The UN inspectors assigned to monitor Iran’s nuclear program are now searching for evidence of two such sites, prompted by recent comments by a top Iranian official that drew little attention in the West, and are looking into a mystery about the whereabouts of recently manufactured uranium enrichment equipment.

In an interview with the Iranian Student News Agency, the official, Ali Akbar Salehi, head of Iran’s Atomic Energy Organisation, said President Mahmoud Ahmadinejad had ordered work to begin soon on two new plants. The plants, he said, “will be built inside mountains,” presumably to protect them from attacks.

“God willing,” Salehi was quoted as saying, “we may start the construction of two new enrichment sites” in the Iranian new year, which began March 21.

The revelation that inspectors from the International Atomic Energy Agency, the United Nations’ nuclear watchdog, now believe there may be two new sites comes at a crucial moment in the White House’s attempts to impose tough new sanctions against Iran.
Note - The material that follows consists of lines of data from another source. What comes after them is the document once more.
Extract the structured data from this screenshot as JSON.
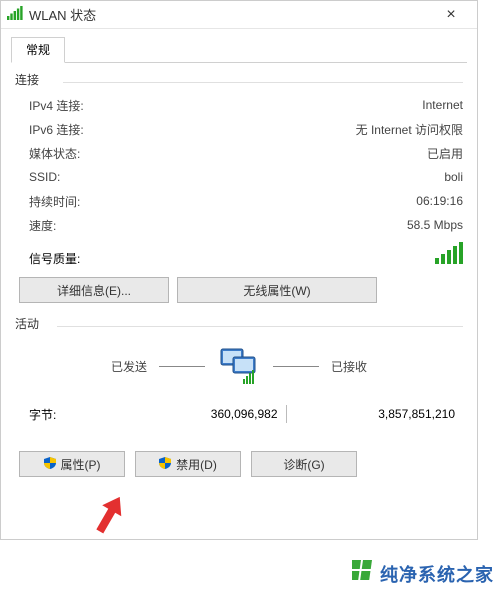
{
  "window": {
    "title": "WLAN 状态",
    "close": "×"
  },
  "tabs": {
    "general": "常规"
  },
  "connection": {
    "header": "连接",
    "ipv4_k": "IPv4 连接:",
    "ipv4_v": "Internet",
    "ipv6_k": "IPv6 连接:",
    "ipv6_v": "无 Internet 访问权限",
    "media_k": "媒体状态:",
    "media_v": "已启用",
    "ssid_k": "SSID:",
    "ssid_v": "boli",
    "dur_k": "持续时间:",
    "dur_v": "06:19:16",
    "speed_k": "速度:",
    "speed_v": "58.5 Mbps",
    "sig_k": "信号质量:"
  },
  "buttons": {
    "details": "详细信息(E)...",
    "wireless_props": "无线属性(W)",
    "properties": "属性(P)",
    "disable": "禁用(D)",
    "diagnose": "诊断(G)"
  },
  "activity": {
    "header": "活动",
    "sent": "已发送",
    "received": "已接收",
    "bytes_k": "字节:",
    "bytes_sent": "360,096,982",
    "bytes_recv": "3,857,851,210"
  },
  "watermark": "纯净系统之家"
}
When President Obama publicly revealed the evidence of the hidden site at Qum last September, his aides had hoped the announcement would make it easier to win international support for a fourth round of economic sanctions, particularly from a reluctant China and Russia. Since then the White House has been struggling to persuade those countries to go along with the toughest sanctions and the administration is now being forced to scale back its proposed list of sanctions.

The UN inspectors operate separately from the diplomats who are developing sanctions. Still, the disclosures may be intended to underscore the belief of Western officials that the Iranian efforts are speeding ahead, and the assertions could aid in efforts to press Iran to open up locations long closed to inspectors.